prepare for medical procedures (for example,
cardioversion) if indicated to ensure prompt
treatment of life-threatening arrhythmias.
Monitor for predisposing factors such
as fluid and electrolyte imbalance and
signs of drug toxicity, especially with digoxin.
Drug toxicity may require withholding the
next dose. Alleviating predisposing factors
decreases the risk of arrhythmias.
Provide adequate oxygen and reduce the
hearts workload, while carefully maintaining metabolic, neurologic, respiratory, and
hemodynamic status, to prevent arrhythmias
in a cardiac client. Follow ACLS protocol for
endotracheal intubation.
Be prepared to assist with temporary pacemaker insertion or transcutaneous pacing, if
necessary, to treat arrythmia.
Restrict the clients activity after temporary or permanent pacemaker insertion.
Monitor the pulse rate regularly, and watch
for signs of decreased cardiac output.
These measures avert permanent pacemaker
malfunction.
If the client has a permanent pacemaker,
warn him about environmental hazards as
indicated by the pacemaker manufacturer to
avoid pacemaker malfunction.

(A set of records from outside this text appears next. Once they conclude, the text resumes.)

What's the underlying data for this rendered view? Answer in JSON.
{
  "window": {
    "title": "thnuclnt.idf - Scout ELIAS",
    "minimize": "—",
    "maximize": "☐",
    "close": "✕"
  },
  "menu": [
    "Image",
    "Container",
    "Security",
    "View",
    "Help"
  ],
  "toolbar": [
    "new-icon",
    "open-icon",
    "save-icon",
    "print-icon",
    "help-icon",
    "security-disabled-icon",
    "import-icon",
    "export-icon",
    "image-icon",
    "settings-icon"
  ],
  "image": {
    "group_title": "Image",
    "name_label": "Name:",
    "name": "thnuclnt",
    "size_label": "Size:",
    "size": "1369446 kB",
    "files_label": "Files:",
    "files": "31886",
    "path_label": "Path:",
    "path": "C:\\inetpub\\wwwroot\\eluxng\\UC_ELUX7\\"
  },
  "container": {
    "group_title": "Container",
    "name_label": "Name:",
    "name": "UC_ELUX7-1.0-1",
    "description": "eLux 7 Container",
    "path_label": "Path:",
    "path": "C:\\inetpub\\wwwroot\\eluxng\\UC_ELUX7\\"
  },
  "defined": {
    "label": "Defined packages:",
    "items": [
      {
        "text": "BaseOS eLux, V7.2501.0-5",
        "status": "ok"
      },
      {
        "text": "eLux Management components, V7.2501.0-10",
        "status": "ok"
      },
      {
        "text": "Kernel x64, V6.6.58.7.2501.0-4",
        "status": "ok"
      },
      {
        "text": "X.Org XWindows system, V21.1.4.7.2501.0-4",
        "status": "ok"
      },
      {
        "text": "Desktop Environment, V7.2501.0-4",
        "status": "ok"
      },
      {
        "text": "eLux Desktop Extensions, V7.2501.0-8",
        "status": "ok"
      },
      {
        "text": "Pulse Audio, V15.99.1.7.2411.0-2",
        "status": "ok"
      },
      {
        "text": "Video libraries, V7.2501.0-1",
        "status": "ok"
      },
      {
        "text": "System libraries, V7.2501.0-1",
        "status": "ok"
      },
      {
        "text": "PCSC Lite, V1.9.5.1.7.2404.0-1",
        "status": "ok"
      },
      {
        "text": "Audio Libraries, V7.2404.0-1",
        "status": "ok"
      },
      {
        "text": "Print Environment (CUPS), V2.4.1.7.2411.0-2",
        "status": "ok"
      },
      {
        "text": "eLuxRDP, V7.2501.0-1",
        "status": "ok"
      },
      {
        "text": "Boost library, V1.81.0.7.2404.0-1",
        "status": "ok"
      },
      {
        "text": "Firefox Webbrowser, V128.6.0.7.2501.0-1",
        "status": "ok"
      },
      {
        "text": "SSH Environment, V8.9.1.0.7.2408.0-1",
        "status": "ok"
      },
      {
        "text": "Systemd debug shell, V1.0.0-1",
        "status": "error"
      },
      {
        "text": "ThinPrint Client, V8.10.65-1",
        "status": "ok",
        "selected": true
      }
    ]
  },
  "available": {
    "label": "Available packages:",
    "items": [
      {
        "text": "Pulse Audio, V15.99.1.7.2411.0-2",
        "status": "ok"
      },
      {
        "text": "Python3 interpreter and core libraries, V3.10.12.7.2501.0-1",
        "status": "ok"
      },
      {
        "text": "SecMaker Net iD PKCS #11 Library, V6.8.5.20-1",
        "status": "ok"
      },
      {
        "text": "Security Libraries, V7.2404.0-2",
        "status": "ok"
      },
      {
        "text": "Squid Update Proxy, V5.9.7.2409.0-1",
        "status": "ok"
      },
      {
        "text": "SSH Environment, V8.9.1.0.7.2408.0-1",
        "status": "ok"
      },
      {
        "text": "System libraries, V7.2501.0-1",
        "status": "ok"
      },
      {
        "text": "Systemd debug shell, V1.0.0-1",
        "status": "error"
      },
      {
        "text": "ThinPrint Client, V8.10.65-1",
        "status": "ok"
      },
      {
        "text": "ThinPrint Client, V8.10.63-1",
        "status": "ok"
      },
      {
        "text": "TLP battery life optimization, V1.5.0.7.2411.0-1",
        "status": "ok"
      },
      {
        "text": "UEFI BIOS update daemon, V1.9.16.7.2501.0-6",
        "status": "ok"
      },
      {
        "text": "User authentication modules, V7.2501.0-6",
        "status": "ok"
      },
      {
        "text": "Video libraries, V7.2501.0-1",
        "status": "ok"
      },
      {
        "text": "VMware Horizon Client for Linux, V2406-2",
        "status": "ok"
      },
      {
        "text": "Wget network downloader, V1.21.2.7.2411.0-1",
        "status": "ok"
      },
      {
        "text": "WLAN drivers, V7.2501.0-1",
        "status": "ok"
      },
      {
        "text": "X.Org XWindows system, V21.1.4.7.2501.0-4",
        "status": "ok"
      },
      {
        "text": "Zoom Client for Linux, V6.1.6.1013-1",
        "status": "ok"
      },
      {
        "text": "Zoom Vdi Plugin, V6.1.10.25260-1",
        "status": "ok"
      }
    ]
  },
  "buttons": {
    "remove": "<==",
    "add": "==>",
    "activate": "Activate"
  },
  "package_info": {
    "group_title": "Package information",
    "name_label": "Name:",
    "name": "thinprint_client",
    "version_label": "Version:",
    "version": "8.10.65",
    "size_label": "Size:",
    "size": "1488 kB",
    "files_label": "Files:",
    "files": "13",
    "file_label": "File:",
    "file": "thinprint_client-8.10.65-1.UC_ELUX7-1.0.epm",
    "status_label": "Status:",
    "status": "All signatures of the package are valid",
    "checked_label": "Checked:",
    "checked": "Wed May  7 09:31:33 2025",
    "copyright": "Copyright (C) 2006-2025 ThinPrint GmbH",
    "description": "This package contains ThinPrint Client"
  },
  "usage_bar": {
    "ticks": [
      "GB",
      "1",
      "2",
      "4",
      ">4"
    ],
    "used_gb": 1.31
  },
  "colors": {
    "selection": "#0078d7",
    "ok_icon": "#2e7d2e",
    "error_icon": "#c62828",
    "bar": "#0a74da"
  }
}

39

Fluid and
electrolyte
imbalances
can increase the risk
of arrhythmias.

4/8/2010 7:01:41 PM